Victor Frankenstein (Adam Stephenson) marries his fiancée Elizabeth
(Michelle Shields), but there are so many things wrong about this
ceremony, like why aren't there any wedding guests? Why does this church
seem to be abandoned? Why is the island the church is on unpopulated? And
why has Victor brought quite so many guards who seem to be no more than
cutthroats with him? And why are these men constantly on edge?
is a monster (Tim Krueger) suddenly attacking the church and killing the
priest (James S.Evans)? And why, if Victor's guards vastly outnumber the
monster, does he insist that they all try to make an escape from the
monster through a secret tunnle?
Victor explains: He has created an
artificial human (he doesn't go into too much detail how), but the
creature turned against its master, basically for not accepting it. Too
bad then that the monster is virtually indestructible, is a cannibal, and
has sworn to rape Elizabeth on their wedding day.
The monster has soon
made it to the secret tunnle, and when Victor, Elizabeth and Victor's
thugs have reached a dead end, they decide to blow the monster up with
gunpowder - and they send Victor back to set the trap (even though he
insists that won't kill the monster). Then they light the gunpowder before
Victor has come back to safety - much to the dismay of Elizabeth, who
still feels something for Victor and thus stays behind to try and save
Victor while the others escape through an airshaft they have just found.
has indeed survived the explosion ... but so has the monster, which sure
was blown to bits, but the bits have developed a life of their own and
soon reassemble ...
Victor's thugs soon have to realize the monster has
survived the explosion, as it starts killing again, but as they know what
the monster wants, they take Elizabeth hostage to exchange her for their
freedom. However, everything comes much worse ...

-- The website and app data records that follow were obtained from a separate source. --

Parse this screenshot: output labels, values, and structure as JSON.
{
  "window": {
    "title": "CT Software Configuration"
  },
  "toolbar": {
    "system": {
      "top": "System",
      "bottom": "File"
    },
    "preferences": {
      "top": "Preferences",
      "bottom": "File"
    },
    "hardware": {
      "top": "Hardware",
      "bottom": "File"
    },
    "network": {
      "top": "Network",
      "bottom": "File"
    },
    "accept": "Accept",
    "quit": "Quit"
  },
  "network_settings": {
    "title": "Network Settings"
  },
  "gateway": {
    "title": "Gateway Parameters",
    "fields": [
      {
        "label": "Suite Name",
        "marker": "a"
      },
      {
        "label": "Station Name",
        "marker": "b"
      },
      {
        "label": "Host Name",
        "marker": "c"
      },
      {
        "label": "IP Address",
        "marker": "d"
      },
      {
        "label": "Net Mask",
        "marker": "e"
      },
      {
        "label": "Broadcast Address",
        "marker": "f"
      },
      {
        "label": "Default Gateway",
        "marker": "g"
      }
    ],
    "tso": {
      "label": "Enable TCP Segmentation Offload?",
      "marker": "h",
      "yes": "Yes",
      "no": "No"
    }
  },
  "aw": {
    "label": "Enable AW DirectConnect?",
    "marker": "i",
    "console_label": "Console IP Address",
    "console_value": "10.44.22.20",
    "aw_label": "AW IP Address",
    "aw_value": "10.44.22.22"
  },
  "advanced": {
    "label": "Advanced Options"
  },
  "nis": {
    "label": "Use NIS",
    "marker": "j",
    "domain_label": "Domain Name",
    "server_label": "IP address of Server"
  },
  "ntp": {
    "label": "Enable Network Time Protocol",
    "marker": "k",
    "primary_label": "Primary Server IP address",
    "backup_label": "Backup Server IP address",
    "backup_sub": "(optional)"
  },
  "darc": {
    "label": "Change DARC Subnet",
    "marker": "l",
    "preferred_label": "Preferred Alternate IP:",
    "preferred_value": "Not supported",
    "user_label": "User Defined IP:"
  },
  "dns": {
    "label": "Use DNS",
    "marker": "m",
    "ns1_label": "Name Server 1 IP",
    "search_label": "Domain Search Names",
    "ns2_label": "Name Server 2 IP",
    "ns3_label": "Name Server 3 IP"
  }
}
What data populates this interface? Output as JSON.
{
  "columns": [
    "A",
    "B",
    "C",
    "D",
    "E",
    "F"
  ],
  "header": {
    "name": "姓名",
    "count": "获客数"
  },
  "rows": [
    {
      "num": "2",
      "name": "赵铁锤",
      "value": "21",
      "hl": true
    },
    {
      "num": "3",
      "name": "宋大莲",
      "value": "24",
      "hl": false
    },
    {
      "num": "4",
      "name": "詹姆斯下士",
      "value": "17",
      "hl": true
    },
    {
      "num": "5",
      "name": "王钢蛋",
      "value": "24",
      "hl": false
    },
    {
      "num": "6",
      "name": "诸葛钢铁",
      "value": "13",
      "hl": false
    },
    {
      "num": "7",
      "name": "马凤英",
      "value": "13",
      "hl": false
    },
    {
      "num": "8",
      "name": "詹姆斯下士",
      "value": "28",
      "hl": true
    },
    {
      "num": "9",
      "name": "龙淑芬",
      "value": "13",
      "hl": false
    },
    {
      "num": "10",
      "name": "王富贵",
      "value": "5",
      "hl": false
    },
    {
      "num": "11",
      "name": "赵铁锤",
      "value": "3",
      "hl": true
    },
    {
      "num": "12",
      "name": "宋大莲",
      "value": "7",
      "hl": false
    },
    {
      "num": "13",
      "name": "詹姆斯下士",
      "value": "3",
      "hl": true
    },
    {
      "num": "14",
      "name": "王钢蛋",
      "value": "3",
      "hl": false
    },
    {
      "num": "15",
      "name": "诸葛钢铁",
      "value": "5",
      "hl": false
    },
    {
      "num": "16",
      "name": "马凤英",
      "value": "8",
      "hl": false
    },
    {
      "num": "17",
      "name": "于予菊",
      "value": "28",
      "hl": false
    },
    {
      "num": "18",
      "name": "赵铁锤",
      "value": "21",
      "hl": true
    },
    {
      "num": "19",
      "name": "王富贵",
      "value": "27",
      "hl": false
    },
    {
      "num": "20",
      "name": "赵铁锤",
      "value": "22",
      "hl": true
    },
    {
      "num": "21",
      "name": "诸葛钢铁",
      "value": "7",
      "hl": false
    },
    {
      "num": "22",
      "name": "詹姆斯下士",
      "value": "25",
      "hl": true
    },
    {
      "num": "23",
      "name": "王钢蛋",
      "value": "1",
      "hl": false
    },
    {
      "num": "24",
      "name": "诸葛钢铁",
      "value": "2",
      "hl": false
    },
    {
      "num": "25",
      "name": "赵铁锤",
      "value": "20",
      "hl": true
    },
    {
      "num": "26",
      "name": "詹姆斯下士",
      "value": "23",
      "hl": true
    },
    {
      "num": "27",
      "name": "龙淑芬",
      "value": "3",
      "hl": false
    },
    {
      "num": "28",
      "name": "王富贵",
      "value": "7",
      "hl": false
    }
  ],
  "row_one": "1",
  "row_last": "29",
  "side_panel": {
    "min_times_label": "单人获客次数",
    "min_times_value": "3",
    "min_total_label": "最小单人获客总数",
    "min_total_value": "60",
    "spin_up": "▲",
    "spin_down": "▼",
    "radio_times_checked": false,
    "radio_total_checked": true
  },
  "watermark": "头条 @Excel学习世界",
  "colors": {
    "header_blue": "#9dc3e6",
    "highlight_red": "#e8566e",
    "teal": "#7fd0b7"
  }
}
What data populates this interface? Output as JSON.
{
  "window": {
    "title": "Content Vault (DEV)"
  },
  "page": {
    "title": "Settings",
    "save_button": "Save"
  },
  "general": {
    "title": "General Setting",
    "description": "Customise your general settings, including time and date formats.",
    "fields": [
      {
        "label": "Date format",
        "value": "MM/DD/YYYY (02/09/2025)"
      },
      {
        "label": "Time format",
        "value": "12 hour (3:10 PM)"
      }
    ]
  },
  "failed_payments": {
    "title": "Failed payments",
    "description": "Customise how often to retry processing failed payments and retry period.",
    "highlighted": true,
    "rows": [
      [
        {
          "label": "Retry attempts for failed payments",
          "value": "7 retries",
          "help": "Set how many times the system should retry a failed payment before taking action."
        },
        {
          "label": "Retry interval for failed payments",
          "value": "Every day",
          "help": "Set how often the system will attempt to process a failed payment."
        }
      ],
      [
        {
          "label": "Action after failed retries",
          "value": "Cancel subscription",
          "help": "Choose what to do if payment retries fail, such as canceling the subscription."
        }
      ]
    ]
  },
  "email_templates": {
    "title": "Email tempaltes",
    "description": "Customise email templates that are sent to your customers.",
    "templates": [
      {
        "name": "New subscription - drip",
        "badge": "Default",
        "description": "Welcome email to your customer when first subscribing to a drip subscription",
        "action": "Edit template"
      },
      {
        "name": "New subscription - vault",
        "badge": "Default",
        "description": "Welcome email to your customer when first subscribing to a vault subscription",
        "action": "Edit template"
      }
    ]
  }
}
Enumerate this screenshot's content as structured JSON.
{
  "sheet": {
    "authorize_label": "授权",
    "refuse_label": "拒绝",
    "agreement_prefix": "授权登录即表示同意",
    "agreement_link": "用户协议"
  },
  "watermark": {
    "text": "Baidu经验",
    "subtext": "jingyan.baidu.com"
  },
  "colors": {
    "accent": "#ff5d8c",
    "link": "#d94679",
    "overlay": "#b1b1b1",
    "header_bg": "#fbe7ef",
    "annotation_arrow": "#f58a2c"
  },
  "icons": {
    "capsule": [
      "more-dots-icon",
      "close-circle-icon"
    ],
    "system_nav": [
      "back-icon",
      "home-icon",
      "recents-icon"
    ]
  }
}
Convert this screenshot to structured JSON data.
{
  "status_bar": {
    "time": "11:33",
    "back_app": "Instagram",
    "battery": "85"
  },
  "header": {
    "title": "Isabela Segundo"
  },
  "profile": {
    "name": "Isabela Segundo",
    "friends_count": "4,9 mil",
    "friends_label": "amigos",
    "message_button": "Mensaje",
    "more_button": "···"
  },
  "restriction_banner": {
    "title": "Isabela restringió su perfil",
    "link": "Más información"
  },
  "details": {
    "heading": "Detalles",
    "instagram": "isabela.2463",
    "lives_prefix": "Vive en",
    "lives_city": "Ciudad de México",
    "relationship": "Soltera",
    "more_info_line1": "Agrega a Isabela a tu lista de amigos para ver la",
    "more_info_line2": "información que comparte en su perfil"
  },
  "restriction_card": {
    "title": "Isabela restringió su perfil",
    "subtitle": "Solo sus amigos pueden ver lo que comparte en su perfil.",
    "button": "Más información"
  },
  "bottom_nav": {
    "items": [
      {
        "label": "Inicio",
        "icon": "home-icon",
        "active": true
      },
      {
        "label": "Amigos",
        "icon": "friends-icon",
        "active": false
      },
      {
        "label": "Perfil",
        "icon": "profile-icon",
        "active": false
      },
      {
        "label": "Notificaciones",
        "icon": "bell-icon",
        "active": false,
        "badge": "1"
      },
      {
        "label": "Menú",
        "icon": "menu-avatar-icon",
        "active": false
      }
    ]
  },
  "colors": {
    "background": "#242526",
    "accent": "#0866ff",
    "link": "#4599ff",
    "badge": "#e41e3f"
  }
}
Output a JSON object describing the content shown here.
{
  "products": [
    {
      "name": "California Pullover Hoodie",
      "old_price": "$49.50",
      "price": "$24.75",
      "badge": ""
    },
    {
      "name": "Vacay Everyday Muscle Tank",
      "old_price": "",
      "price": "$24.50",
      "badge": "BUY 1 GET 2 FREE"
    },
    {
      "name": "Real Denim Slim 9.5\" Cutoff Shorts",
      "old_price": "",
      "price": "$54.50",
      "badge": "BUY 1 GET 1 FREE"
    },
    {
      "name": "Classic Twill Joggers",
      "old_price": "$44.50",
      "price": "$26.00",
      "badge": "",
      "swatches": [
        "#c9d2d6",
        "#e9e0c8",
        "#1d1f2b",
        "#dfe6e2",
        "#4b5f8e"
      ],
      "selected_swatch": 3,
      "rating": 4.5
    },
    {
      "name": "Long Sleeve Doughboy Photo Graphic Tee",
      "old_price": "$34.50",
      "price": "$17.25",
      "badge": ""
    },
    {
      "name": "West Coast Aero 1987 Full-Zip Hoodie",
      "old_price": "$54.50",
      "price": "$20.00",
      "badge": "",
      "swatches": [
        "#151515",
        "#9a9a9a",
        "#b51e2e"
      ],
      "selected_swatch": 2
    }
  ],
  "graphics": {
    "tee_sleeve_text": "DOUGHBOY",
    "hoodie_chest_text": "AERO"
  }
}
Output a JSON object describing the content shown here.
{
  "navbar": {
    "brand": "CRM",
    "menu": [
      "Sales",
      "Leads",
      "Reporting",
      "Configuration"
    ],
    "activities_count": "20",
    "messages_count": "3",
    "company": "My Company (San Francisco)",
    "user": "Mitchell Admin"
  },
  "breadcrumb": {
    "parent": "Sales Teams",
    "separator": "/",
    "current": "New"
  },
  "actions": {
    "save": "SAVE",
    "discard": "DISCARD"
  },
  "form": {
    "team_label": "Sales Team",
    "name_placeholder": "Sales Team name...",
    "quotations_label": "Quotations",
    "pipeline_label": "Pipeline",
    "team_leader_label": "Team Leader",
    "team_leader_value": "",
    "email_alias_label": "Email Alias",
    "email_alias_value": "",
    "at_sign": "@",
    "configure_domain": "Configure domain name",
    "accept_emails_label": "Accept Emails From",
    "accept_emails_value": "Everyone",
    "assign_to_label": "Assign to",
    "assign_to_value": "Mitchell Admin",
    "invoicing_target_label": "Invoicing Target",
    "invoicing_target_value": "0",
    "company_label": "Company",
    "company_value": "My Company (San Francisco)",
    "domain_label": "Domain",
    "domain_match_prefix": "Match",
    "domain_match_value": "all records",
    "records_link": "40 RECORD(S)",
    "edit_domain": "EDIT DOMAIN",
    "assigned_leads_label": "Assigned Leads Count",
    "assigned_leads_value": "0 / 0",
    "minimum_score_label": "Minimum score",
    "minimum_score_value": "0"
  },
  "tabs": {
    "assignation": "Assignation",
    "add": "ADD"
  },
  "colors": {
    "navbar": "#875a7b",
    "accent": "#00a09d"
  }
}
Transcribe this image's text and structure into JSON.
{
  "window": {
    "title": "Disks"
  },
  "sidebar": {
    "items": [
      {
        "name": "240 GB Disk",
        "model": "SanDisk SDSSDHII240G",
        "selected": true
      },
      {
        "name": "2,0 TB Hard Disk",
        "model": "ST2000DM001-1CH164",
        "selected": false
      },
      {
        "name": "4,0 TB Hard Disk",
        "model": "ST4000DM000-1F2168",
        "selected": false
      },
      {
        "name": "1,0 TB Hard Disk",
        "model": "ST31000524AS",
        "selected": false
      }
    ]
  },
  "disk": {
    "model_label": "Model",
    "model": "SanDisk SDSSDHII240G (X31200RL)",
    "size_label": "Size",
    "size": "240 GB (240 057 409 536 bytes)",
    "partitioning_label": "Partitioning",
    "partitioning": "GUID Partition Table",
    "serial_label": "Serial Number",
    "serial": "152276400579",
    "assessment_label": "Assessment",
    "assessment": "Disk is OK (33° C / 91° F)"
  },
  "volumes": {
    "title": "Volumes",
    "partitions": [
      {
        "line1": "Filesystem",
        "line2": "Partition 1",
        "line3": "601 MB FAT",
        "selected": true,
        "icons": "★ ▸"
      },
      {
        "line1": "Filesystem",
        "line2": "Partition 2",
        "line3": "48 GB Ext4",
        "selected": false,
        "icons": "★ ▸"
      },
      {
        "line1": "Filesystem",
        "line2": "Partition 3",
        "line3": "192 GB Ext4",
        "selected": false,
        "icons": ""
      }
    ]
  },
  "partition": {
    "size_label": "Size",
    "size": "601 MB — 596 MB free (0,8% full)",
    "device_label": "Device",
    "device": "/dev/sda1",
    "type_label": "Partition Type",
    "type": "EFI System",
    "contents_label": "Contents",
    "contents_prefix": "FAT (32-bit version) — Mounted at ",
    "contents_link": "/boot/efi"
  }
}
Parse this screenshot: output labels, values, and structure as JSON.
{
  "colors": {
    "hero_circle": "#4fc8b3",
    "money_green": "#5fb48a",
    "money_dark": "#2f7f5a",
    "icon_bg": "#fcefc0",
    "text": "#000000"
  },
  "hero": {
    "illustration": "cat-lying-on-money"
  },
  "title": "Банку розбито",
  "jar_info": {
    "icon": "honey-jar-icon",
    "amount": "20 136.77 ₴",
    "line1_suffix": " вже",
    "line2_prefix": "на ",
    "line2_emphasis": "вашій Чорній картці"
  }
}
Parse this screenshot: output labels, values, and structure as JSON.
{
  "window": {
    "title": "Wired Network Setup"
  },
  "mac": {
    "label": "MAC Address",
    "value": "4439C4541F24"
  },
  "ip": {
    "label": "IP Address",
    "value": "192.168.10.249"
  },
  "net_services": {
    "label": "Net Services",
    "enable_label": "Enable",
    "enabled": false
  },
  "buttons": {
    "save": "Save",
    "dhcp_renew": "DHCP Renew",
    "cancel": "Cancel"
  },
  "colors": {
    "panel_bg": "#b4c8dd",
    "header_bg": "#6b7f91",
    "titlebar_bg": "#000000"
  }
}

here to open the Spoiler Pop-up!
you might want!!!
Finally, someone dares to make an old-fashioned
period horror movie again. And I mean old-fashioned in the best possible
sort of way: The story is not drowned in CGI effects, there is at best
very little handheld camerawork, the cinematography doesn't try to be
flashy more than anything else, there aren't explosions every five
minutes, the editing of action scenes is not disorienting, and the plot of
the film stays neither too close to the book it's based on nor is it a
What you get instead is a well-told,
expertly paced and compactly directed movie
that's pretty much based on the finale of Mary W.Shelley's Frankenstein
(with a few major changes), and that features fleshed-out characters
(especially Elizabeth, a minor character in the book, as played by
Michelle Shields) acting believably in, well, not so believable situations
(but hey, that's horror for you).
In all a bright light in a rather dark
era for classic period horrors, and most certainly recommended!